[Stored items from a collection]
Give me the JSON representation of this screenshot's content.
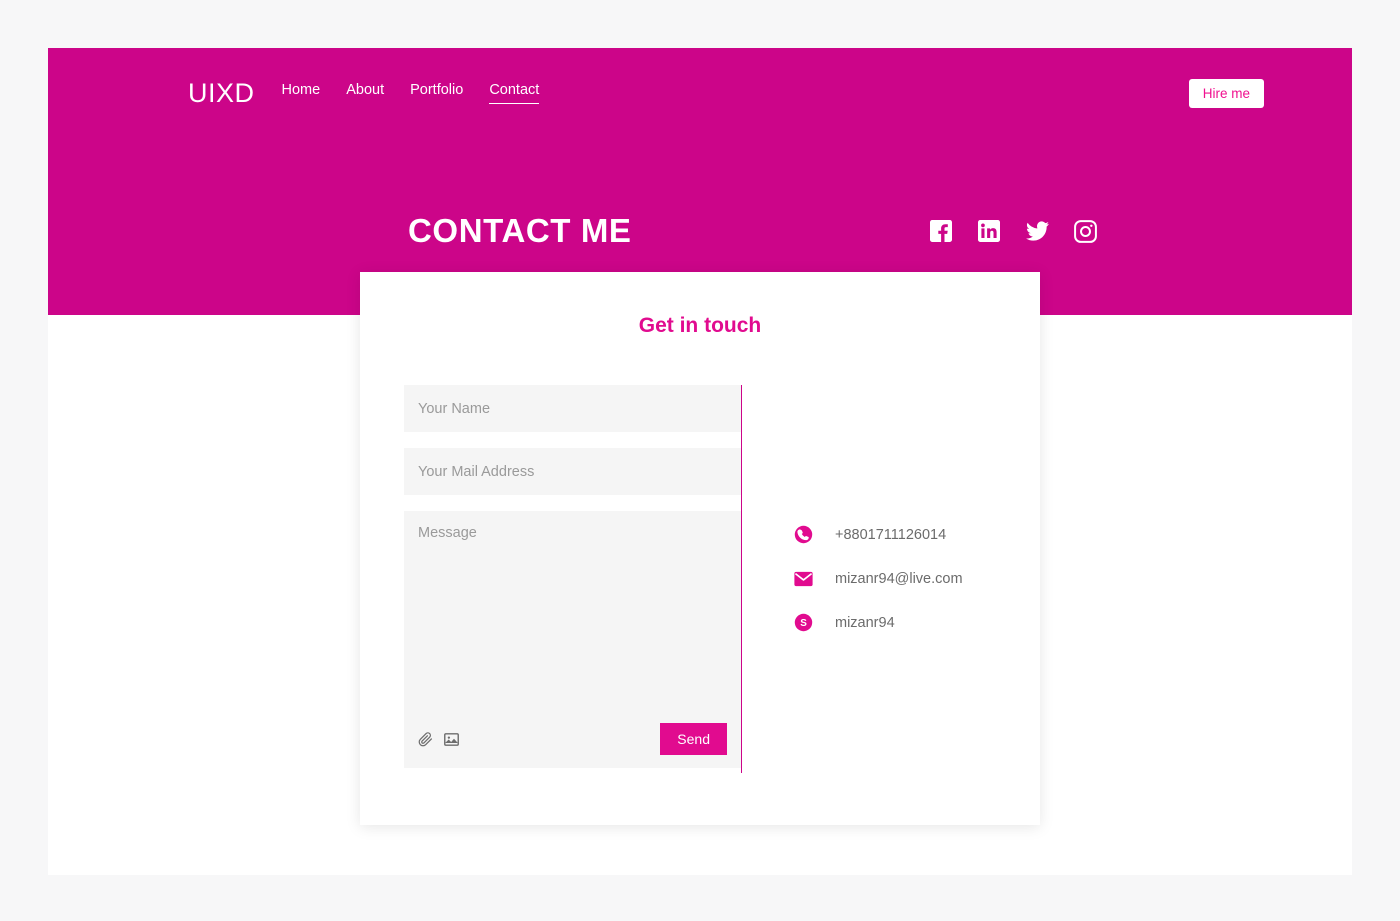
{
  "theme": {
    "banner_pink": "#cc0589",
    "accent_pink": "#e10b8f",
    "hire_text_pink": "#f0108f",
    "page_bg": "#f7f7f8",
    "field_bg": "#f5f5f5",
    "placeholder_gray": "#9a9a9a",
    "body_text_gray": "#6b6b6b"
  },
  "navbar": {
    "brand": "UIXD",
    "links": [
      {
        "label": "Home",
        "active": false
      },
      {
        "label": "About",
        "active": false
      },
      {
        "label": "Portfolio",
        "active": false
      },
      {
        "label": "Contact",
        "active": true
      }
    ],
    "cta_label": "Hire me"
  },
  "hero": {
    "title": "CONTACT ME",
    "socials": [
      {
        "name": "facebook-icon",
        "label": "Facebook"
      },
      {
        "name": "linkedin-icon",
        "label": "LinkedIn"
      },
      {
        "name": "twitter-icon",
        "label": "Twitter"
      },
      {
        "name": "instagram-icon",
        "label": "Instagram"
      }
    ]
  },
  "card": {
    "title": "Get in touch",
    "form": {
      "name_placeholder": "Your Name",
      "name_value": "",
      "email_placeholder": "Your Mail Address",
      "email_value": "",
      "message_placeholder": "Message",
      "message_value": "",
      "attachments": [
        {
          "name": "paperclip-icon",
          "label": "Attach file"
        },
        {
          "name": "image-icon",
          "label": "Attach image"
        }
      ],
      "send_label": "Send"
    },
    "contacts": [
      {
        "icon": "phone-icon",
        "value": "+8801711126014"
      },
      {
        "icon": "mail-icon",
        "value": "mizanr94@live.com"
      },
      {
        "icon": "skype-icon",
        "value": "mizanr94"
      }
    ]
  }
}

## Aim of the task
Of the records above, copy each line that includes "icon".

## Exercise result
        "name": "facebook-icon",
        "name": "linkedin-icon",
        "name": "twitter-icon",
        "name": "instagram-icon",
          "name": "paperclip-icon",
          "name": "image-icon",
        "icon": "phone-icon",
        "icon": "mail-icon",
        "icon": "skype-icon",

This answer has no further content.